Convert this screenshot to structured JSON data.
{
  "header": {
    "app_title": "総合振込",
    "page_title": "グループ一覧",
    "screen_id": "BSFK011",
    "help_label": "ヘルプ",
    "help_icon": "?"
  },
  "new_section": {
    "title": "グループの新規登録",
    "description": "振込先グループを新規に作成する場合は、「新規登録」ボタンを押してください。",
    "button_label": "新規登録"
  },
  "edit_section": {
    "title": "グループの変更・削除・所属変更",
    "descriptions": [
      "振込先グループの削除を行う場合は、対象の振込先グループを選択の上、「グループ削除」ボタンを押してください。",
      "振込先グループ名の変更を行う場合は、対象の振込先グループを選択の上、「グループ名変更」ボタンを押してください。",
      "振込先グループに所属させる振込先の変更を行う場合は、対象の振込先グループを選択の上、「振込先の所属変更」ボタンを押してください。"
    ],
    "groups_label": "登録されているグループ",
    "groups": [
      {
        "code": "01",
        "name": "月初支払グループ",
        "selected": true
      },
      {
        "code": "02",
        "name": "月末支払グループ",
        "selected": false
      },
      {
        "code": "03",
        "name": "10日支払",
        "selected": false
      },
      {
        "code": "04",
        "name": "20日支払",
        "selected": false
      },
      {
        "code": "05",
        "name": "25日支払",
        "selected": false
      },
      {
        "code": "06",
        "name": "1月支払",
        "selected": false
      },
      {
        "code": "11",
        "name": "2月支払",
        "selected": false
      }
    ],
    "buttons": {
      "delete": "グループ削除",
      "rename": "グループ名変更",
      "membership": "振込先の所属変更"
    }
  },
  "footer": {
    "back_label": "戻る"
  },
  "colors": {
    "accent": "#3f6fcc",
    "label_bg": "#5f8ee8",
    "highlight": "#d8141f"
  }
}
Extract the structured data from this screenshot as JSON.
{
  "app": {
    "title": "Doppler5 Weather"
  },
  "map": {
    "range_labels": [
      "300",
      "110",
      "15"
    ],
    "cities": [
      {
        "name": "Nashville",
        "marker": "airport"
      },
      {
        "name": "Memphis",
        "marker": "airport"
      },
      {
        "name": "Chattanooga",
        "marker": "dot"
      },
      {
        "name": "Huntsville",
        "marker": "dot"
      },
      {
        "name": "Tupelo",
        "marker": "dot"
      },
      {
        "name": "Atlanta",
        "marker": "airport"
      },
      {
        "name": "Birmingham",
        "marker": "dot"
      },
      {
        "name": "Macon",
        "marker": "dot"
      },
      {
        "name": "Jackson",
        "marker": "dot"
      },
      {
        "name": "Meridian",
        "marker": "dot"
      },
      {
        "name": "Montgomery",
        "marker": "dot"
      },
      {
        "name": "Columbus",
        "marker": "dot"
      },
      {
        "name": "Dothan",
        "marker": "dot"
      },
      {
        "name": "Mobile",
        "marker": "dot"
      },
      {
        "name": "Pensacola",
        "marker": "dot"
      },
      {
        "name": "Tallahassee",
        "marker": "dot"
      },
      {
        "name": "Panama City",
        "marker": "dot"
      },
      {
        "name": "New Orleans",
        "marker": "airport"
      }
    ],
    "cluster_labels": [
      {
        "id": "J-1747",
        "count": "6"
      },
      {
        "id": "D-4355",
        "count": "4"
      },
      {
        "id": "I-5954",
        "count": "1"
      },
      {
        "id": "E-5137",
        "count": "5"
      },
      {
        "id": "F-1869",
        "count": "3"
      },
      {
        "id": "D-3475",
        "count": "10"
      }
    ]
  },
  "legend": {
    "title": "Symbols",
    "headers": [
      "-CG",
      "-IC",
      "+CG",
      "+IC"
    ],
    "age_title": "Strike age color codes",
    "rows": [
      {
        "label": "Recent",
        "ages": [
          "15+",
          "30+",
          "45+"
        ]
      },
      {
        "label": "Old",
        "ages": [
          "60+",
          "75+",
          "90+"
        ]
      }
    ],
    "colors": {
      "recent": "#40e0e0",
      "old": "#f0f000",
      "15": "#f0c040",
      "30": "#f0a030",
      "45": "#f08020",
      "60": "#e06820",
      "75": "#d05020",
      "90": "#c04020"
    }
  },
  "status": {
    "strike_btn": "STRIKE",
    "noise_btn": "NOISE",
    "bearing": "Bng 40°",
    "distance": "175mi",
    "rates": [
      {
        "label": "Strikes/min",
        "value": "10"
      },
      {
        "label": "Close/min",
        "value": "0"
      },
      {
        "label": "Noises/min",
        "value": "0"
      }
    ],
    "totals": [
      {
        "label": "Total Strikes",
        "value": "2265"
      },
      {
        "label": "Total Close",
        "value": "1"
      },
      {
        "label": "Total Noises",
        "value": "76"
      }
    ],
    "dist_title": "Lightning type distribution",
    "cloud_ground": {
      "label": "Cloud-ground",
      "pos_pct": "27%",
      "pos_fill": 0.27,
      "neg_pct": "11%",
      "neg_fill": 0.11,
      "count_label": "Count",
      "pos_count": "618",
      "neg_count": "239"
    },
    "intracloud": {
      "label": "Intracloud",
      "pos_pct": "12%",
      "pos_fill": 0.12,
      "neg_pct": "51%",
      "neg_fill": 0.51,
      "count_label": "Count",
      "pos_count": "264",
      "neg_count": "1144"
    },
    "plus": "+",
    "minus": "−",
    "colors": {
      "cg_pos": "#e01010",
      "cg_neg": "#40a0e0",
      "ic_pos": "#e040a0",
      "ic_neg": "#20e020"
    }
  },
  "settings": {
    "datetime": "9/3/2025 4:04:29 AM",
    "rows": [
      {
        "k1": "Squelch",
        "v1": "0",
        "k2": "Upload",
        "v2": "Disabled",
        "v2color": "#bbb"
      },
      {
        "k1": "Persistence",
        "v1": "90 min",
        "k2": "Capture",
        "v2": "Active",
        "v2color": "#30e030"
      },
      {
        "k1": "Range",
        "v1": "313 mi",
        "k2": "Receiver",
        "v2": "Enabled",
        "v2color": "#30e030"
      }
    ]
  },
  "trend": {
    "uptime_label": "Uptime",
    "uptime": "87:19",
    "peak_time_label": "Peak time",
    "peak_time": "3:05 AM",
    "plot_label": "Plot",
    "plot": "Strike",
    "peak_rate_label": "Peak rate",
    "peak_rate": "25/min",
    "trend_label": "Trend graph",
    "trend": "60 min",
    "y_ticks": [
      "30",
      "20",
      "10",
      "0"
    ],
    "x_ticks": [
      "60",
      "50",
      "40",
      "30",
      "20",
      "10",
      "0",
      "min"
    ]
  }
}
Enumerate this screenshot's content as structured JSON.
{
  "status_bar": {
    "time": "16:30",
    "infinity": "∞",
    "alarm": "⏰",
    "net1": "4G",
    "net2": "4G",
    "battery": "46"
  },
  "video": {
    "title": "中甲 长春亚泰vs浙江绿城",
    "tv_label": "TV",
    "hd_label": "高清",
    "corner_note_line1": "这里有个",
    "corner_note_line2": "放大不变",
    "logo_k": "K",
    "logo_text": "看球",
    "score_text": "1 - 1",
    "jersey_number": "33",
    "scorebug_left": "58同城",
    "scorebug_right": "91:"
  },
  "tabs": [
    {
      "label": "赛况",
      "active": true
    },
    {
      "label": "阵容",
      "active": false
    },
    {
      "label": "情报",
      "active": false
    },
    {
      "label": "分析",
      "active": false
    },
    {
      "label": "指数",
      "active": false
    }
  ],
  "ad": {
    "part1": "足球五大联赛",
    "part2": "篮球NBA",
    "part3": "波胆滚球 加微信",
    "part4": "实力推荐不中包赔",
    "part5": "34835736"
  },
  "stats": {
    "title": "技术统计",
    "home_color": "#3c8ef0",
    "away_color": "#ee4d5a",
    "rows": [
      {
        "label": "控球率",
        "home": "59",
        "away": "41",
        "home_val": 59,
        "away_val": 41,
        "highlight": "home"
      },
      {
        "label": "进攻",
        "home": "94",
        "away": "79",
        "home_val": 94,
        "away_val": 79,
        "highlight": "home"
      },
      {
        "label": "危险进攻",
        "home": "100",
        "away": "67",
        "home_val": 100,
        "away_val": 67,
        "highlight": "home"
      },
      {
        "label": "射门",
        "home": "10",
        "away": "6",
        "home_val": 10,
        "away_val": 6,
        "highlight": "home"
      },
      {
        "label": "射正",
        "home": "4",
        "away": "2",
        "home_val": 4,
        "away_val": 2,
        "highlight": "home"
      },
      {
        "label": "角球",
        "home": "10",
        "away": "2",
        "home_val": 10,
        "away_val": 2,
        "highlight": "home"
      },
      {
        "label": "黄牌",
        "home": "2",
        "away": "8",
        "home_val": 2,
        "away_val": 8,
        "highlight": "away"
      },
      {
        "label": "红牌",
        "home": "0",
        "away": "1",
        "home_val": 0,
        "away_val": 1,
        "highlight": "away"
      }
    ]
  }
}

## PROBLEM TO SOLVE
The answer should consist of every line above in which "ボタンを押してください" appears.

## OUTPUT FOR THIS TASK
    "description": "振込先グループを新規に作成する場合は、「新規登録」ボタンを押してください。",
      "振込先グループの削除を行う場合は、対象の振込先グループを選択の上、「グループ削除」ボタンを押してください。",
      "振込先グループ名の変更を行う場合は、対象の振込先グループを選択の上、「グループ名変更」ボタンを押してください。",
      "振込先グループに所属させる振込先の変更を行う場合は、対象の振込先グループを選択の上、「振込先の所属変更」ボタンを押してください。"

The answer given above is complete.